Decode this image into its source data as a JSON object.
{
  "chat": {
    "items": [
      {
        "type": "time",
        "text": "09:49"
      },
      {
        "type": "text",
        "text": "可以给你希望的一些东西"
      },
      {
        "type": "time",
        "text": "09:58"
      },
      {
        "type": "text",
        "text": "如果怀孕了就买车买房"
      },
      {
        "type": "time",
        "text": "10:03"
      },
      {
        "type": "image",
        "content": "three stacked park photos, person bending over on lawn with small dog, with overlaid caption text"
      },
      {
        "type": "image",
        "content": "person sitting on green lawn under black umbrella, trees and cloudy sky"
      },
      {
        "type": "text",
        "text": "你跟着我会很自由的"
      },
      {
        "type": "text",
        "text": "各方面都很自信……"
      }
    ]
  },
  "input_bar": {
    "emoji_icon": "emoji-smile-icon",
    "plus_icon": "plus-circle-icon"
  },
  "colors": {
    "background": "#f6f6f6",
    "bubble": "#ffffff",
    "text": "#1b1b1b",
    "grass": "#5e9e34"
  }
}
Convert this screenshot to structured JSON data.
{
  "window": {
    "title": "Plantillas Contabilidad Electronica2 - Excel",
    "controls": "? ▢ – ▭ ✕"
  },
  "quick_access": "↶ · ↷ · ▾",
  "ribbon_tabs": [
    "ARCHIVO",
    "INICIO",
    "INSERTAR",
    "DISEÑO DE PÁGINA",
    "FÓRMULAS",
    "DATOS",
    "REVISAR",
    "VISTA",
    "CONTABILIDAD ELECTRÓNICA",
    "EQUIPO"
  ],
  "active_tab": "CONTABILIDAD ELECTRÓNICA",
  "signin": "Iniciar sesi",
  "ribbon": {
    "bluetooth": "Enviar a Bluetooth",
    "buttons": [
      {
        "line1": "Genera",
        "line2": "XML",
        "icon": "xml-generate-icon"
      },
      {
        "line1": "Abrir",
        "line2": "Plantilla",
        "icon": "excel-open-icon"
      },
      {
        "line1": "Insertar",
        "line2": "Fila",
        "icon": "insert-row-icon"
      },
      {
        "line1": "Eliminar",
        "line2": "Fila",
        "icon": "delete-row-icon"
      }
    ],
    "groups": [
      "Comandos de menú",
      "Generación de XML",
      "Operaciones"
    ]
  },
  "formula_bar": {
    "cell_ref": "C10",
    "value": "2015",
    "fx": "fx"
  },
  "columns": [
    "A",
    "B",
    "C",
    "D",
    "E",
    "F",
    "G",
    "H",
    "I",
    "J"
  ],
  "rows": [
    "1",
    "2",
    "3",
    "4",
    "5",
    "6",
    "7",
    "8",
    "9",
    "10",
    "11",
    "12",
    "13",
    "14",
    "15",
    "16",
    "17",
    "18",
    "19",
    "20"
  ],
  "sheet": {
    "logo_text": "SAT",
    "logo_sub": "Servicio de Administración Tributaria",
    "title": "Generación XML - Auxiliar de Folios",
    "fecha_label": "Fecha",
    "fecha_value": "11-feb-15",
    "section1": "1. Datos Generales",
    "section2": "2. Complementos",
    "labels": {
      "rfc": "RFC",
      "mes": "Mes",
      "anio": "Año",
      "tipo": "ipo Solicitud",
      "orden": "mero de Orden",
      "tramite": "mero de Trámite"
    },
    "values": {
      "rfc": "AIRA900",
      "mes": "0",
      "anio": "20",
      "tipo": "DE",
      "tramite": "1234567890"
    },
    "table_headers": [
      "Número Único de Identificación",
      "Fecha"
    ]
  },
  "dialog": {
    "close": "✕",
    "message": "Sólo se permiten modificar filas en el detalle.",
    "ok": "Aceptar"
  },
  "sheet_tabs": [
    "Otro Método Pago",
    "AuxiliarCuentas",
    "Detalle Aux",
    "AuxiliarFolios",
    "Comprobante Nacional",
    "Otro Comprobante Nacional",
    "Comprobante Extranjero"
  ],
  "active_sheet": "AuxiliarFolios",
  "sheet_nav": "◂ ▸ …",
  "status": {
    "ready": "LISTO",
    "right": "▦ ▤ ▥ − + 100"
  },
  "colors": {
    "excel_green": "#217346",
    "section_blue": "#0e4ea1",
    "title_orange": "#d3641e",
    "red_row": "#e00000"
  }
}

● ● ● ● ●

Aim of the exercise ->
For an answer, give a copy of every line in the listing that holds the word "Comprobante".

Finished task ->
    "Comprobante Nacional",
    "Otro Comprobante Nacional",
    "Comprobante Extranjero"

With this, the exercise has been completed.